I am glad I waited a week to write this blog. Last week it may not have been pretty. But as I have had time to reflect, what has struck me is the empathy and connection I feel toward other Americans. Not what I expected in such a division election. Yet there it is.
As a woman, I was greatly offended by what I saw as a glimpse into the character of our now president-elect, toward women. Character defined as "what you do when (you think) no one is watching. Though I know vulgar comments happen every minute of every day, they do not happen toward me, and they do not happen in such a professional, public and what felt like condoned, way. And what it made me think in hindsight is, "Wow, is that how that feels?" When it comes to all the "minority groups" that were so generously and inclusively offended during this presidential election I only fit into one - women.
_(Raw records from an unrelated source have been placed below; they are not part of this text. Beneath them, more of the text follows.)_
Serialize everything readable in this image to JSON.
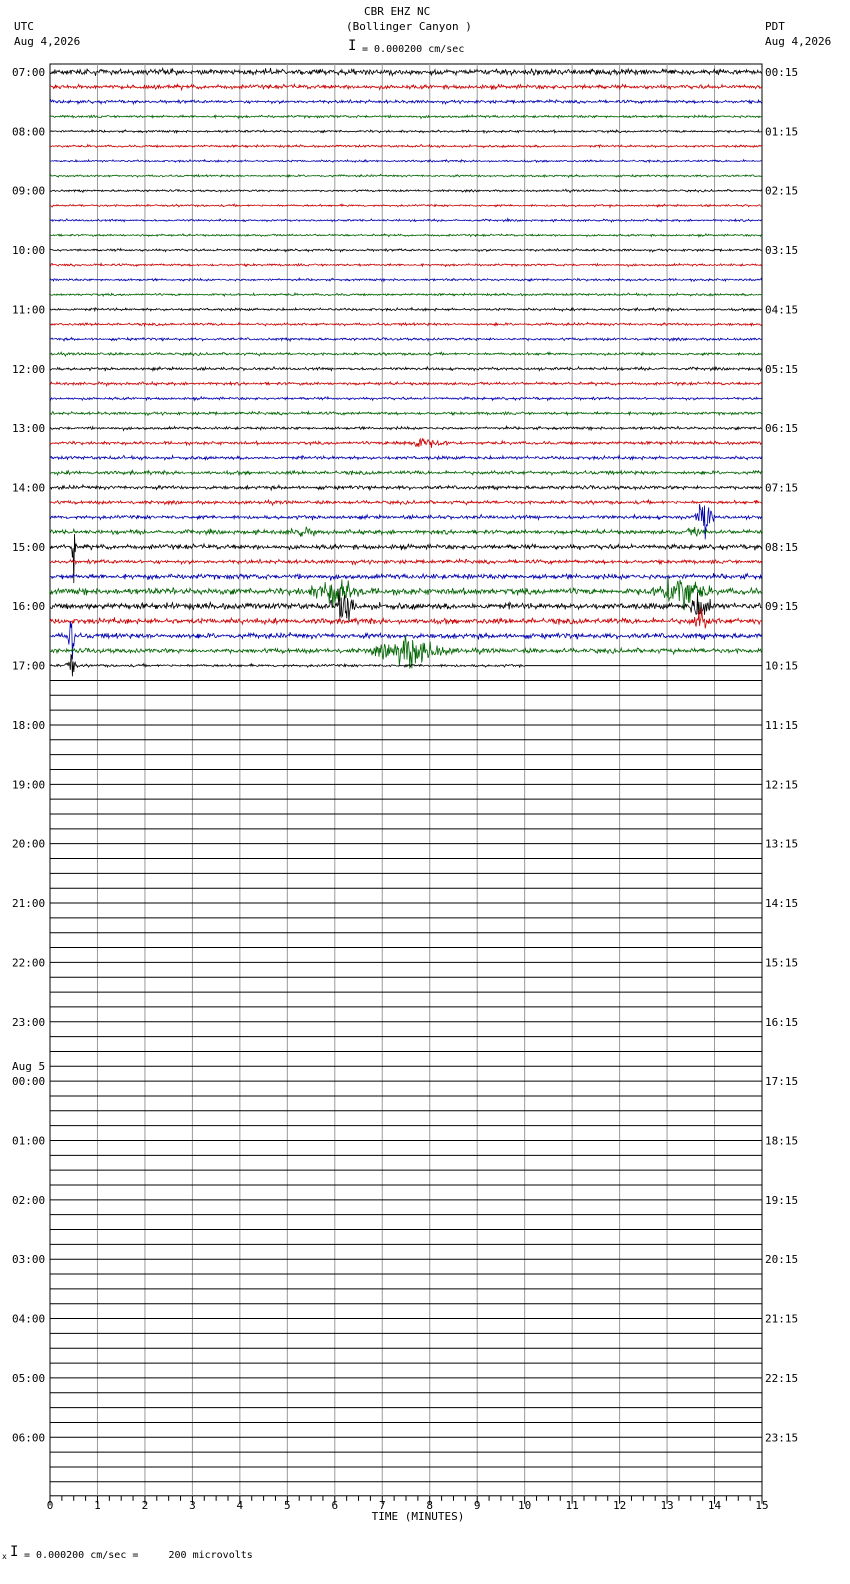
{
  "header": {
    "title": "CBR EHZ NC",
    "subtitle": "(Bollinger Canyon )",
    "left_zone": "UTC",
    "left_date": "Aug 4,2026",
    "right_zone": "PDT",
    "right_date": "Aug 4,2026",
    "scale_text": "= 0.000200 cm/sec"
  },
  "footer": {
    "scale_text": "= 0.000200 cm/sec =     200 microvolts",
    "prefix": "x"
  },
  "colors": {
    "grid": "#9a9a9a",
    "trace_colors": [
      "#000000",
      "#cc0000",
      "#0000b0",
      "#006400"
    ]
  },
  "chart_data": {
    "type": "line",
    "description_kind": "helicorder",
    "xlabel": "TIME (MINUTES)",
    "xlim": [
      0,
      15
    ],
    "x_ticks": [
      "0",
      "1",
      "2",
      "3",
      "4",
      "5",
      "6",
      "7",
      "8",
      "9",
      "10",
      "11",
      "12",
      "13",
      "14",
      "15"
    ],
    "rows_total": 96,
    "rows_per_hour": 4,
    "minutes_per_row": 15,
    "recorded_full_rows": 40,
    "last_row_end_minute": 10,
    "utc_labels": [
      "07:00",
      "08:00",
      "09:00",
      "10:00",
      "11:00",
      "12:00",
      "13:00",
      "14:00",
      "15:00",
      "16:00",
      "17:00",
      "18:00",
      "19:00",
      "20:00",
      "21:00",
      "22:00",
      "23:00",
      "00:00",
      "01:00",
      "02:00",
      "03:00",
      "04:00",
      "05:00",
      "06:00"
    ],
    "utc_date_change": {
      "hour_index": 17,
      "text": "Aug 5"
    },
    "pdt_labels": [
      "00:15",
      "01:15",
      "02:15",
      "03:15",
      "04:15",
      "05:15",
      "06:15",
      "07:15",
      "08:15",
      "09:15",
      "10:15",
      "11:15",
      "12:15",
      "13:15",
      "14:15",
      "15:15",
      "16:15",
      "17:15",
      "18:15",
      "19:15",
      "20:15",
      "21:15",
      "22:15",
      "23:15"
    ],
    "noise_by_row": [
      2.2,
      1.6,
      1.2,
      1.0,
      0.9,
      0.9,
      0.8,
      0.8,
      0.8,
      0.8,
      0.8,
      0.8,
      0.9,
      0.9,
      0.9,
      0.9,
      1.0,
      1.0,
      1.0,
      1.0,
      1.1,
      1.1,
      1.0,
      1.1,
      1.1,
      1.2,
      1.3,
      1.4,
      1.4,
      1.3,
      1.4,
      1.6,
      1.8,
      1.5,
      2.0,
      2.5,
      2.4,
      2.2,
      2.0,
      1.8,
      1.0
    ],
    "events": [
      {
        "row": 25,
        "minute": 7.8,
        "duration": 0.9,
        "amplitude": 4
      },
      {
        "row": 30,
        "minute": 13.8,
        "duration": 0.3,
        "amplitude": 22
      },
      {
        "row": 31,
        "minute": 5.3,
        "duration": 0.5,
        "amplitude": 3
      },
      {
        "row": 31,
        "minute": 13.6,
        "duration": 0.3,
        "amplitude": 4
      },
      {
        "row": 32,
        "minute": 0.5,
        "duration": 0.05,
        "amplitude": 80
      },
      {
        "row": 35,
        "minute": 6.0,
        "duration": 0.9,
        "amplitude": 12
      },
      {
        "row": 35,
        "minute": 13.3,
        "duration": 0.8,
        "amplitude": 18
      },
      {
        "row": 36,
        "minute": 6.2,
        "duration": 0.4,
        "amplitude": 16
      },
      {
        "row": 36,
        "minute": 13.7,
        "duration": 0.4,
        "amplitude": 14
      },
      {
        "row": 37,
        "minute": 13.7,
        "duration": 0.3,
        "amplitude": 10
      },
      {
        "row": 38,
        "minute": 0.45,
        "duration": 0.12,
        "amplitude": 30
      },
      {
        "row": 39,
        "minute": 7.6,
        "duration": 1.2,
        "amplitude": 14
      },
      {
        "row": 40,
        "minute": 0.45,
        "duration": 0.15,
        "amplitude": 20
      }
    ]
  }
}
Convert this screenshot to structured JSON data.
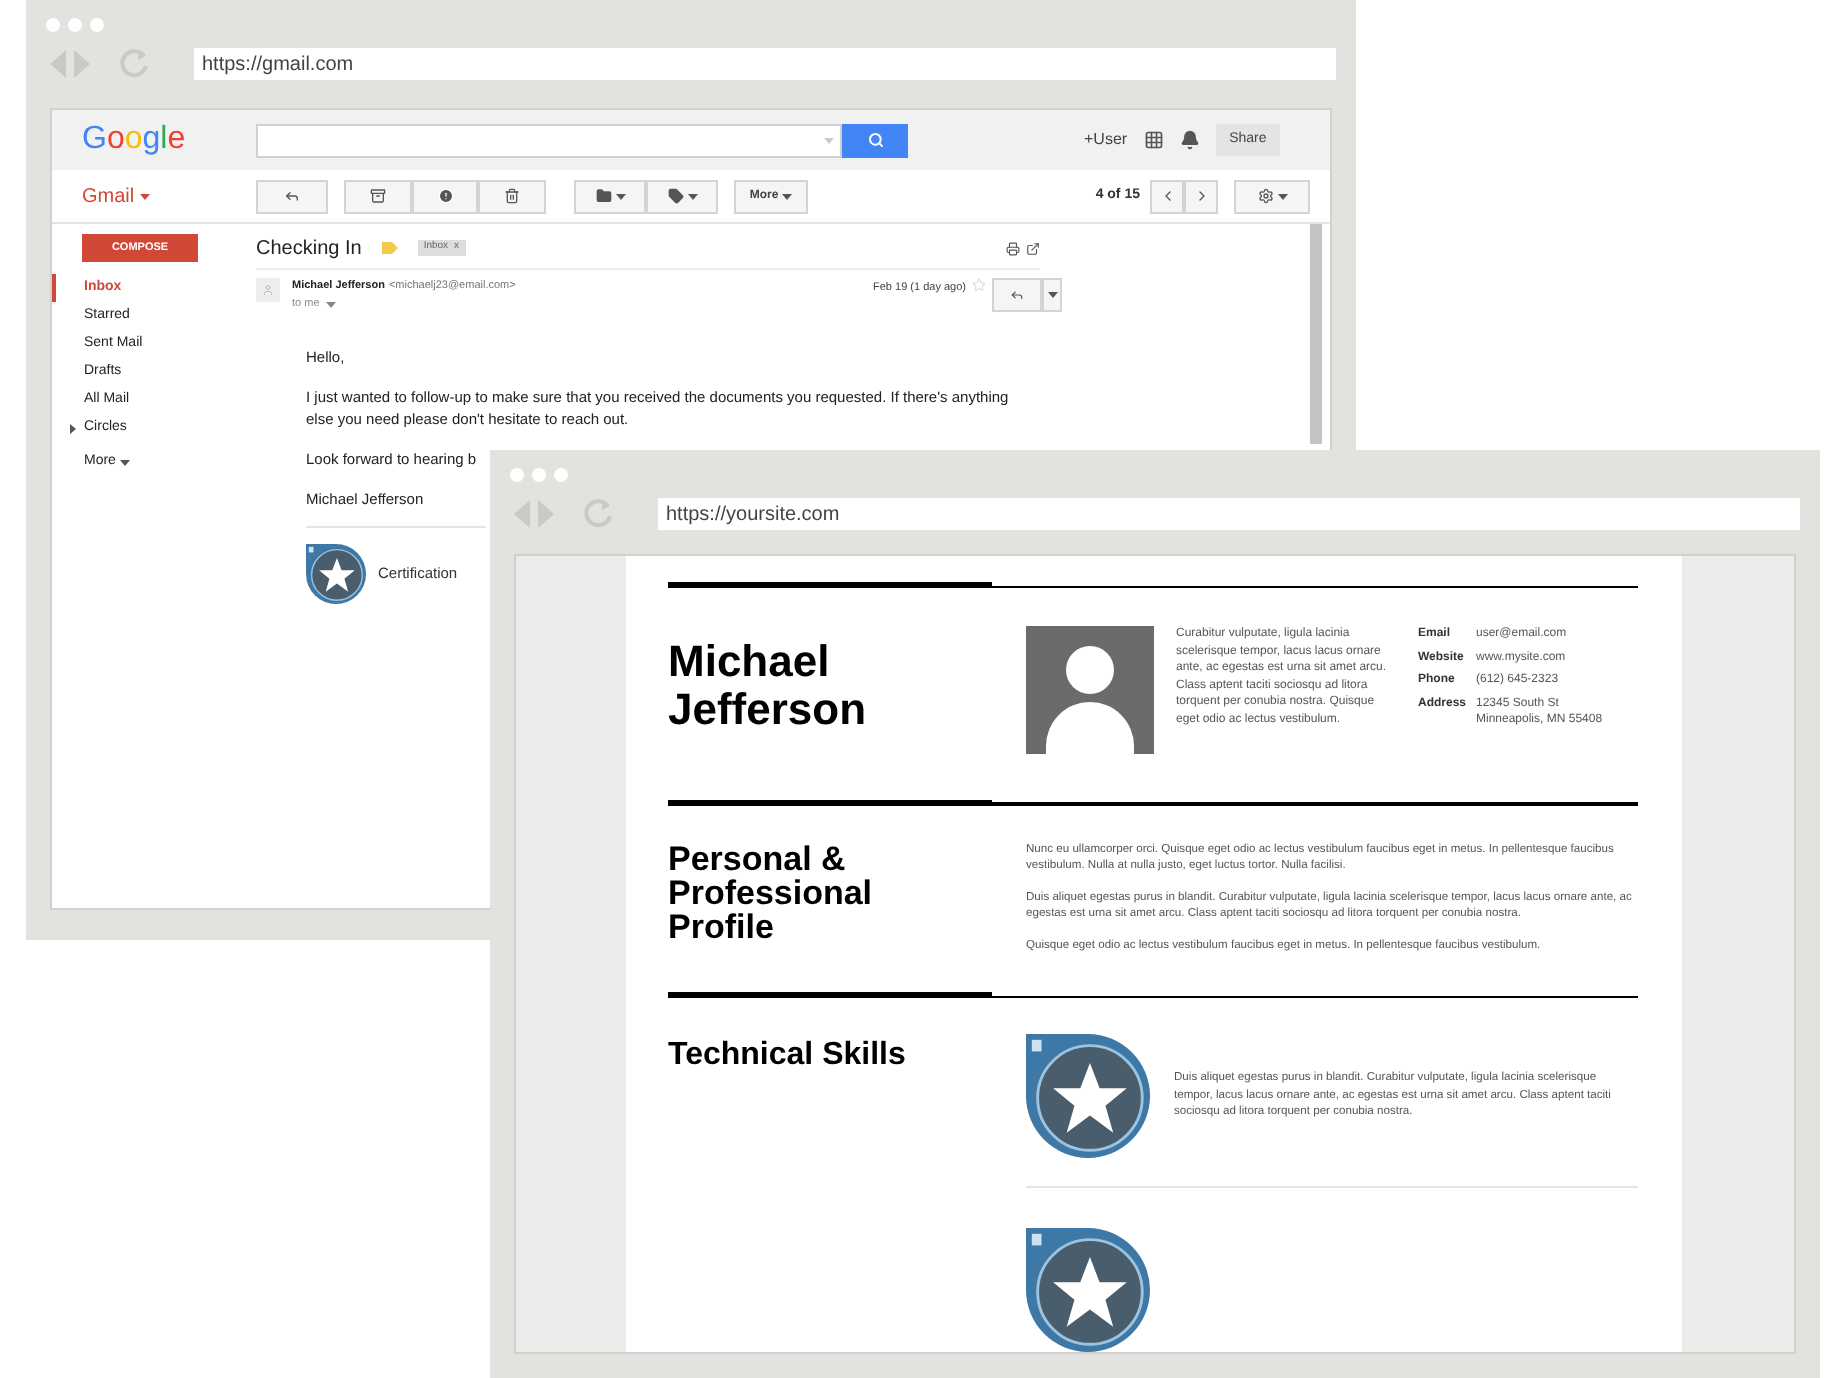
{
  "gmail_window": {
    "url": "https://gmail.com",
    "logo": "Google",
    "header": {
      "user_label": "+User",
      "share_button": "Share"
    },
    "toolbar": {
      "app_menu": "Gmail",
      "more_button": "More",
      "pagination": "4 of 15"
    },
    "sidebar": {
      "compose_button": "COMPOSE",
      "items": [
        {
          "label": "Inbox",
          "selected": true,
          "expandable": false
        },
        {
          "label": "Starred",
          "selected": false,
          "expandable": false
        },
        {
          "label": "Sent Mail",
          "selected": false,
          "expandable": false
        },
        {
          "label": "Drafts",
          "selected": false,
          "expandable": false
        },
        {
          "label": "All Mail",
          "selected": false,
          "expandable": false
        },
        {
          "label": "Circles",
          "selected": false,
          "expandable": true
        }
      ],
      "more": "More"
    },
    "message": {
      "subject": "Checking In",
      "label_chip": "Inbox",
      "label_chip_close": "x",
      "sender_name": "Michael Jefferson",
      "sender_email": "<michaelj23@email.com>",
      "recipient": "to me",
      "date": "Feb 19 (1 day ago)",
      "body": [
        "Hello,",
        "I just wanted to follow-up to make sure that you received the documents you requested. If there's anything else you need please don't hesitate to reach out.",
        "Look forward to hearing b"
      ],
      "signature": "Michael Jefferson",
      "attachment_label": "Certification"
    }
  },
  "resume_window": {
    "url": "https://yoursite.com",
    "name": "Michael Jefferson",
    "intro": "Curabitur vulputate, ligula lacinia scelerisque tempor, lacus lacus ornare ante, ac egestas est urna sit amet arcu. Class aptent taciti sociosqu ad litora torquent per conubia nostra. Quisque eget odio ac lectus vestibulum.",
    "contacts": [
      {
        "label": "Email",
        "value": "user@email.com"
      },
      {
        "label": "Website",
        "value": "www.mysite.com"
      },
      {
        "label": "Phone",
        "value": "(612) 645-2323"
      },
      {
        "label": "Address",
        "value": "12345 South St\nMinneapolis, MN 55408"
      }
    ],
    "sections": [
      {
        "kind": "text",
        "title": "Personal & Professional Profile",
        "paragraphs": [
          "Nunc eu ullamcorper orci. Quisque eget odio ac lectus vestibulum faucibus eget in metus. In pellentesque faucibus vestibulum. Nulla at nulla justo, eget luctus tortor. Nulla facilisi.",
          "Duis aliquet egestas purus in blandit. Curabitur vulputate, ligula lacinia scelerisque tempor, lacus lacus ornare ante, ac egestas est urna sit amet arcu. Class aptent taciti sociosqu ad litora torquent per conubia nostra.",
          "Quisque eget odio ac lectus vestibulum faucibus eget in metus. In pellentesque faucibus vestibulum."
        ]
      },
      {
        "kind": "skills",
        "title": "Technical Skills",
        "items": [
          {
            "badge": true,
            "description": "Duis aliquet egestas purus in blandit. Curabitur vulputate, ligula lacinia scelerisque tempor, lacus lacus ornare ante, ac egestas est urna sit amet arcu. Class aptent taciti sociosqu ad litora torquent per conubia nostra."
          },
          {
            "badge": true
          }
        ]
      }
    ]
  }
}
And as far as the equality of women goes in this country, there is clearly room to improve, but it has come a long way thanks to past generations. So it was a bit of an eye-opening experience for someone who is of this generation, surrounded in life by respectful men who went to an all-women's college. What it brought forward for me in a more permanent way, was not anger so much as empathy. How must it feel to be of another, or more than one, "minority group" in this country (I use parentheses around minority group only because I'm not sure if that is the exact correct term) that hasn't made as much progress - or is in the earlier stages of that progress?
Above all else in life, I am an avid believer in equality. Across the board equality. From the janitor is just as important as the CEO, to we all deserve to choose who we marry. I am also an avid believer in the right to your own opinion - or way of doing things. That there isn't always a right and wrong, but different. You see the conflict here?
At first it felt like "hate" won. Now it feels more like "we-are-tired-of-politics-and-politicians-and-feel-this-is-the-better-plan-for-economic-growth" won. Though I believe there are people who voted for the offensive rhetoric, I believe the overwhelming majority voted against or in spite of it.
One thing I know for sure - is that In business and life in general, you cannot succeed beyond yourself. As Benjamin Franklin once said, "If you do tomorrow what you did today, you will get tomorrow what you got today." To inspire and realize true change, you must think different and do different. Be willing to become more intentional and self aware.
And so as I move forward - in a more empathetic, we are more alike than we are different way - what I feel
I can do to make a difference, as a citizen who values this country - is to drop the anger, it only fuels hate. And instead look at myself. To closely listen to where I pass judgement, toward myself and others. To when
I teach my children to judge. To when I quietly sit by when I hear an offensive remark rather than stand up for what I believe.
I want to be better. To grow myself in the direction I want the country to grow. Because that is how we win. That is how we make progress as a country that values diversity. That was founded on diversity. To become intentionally, very aware of our own thoughts and words - and try to put ourselves in someone else's shoes.
To be DONE playing small. And so I invite you to do the same. To look in, rather than lash out. To make a commitment to improve yourself toward others - both in how you think and what you do - to make our really great country stronger and more united.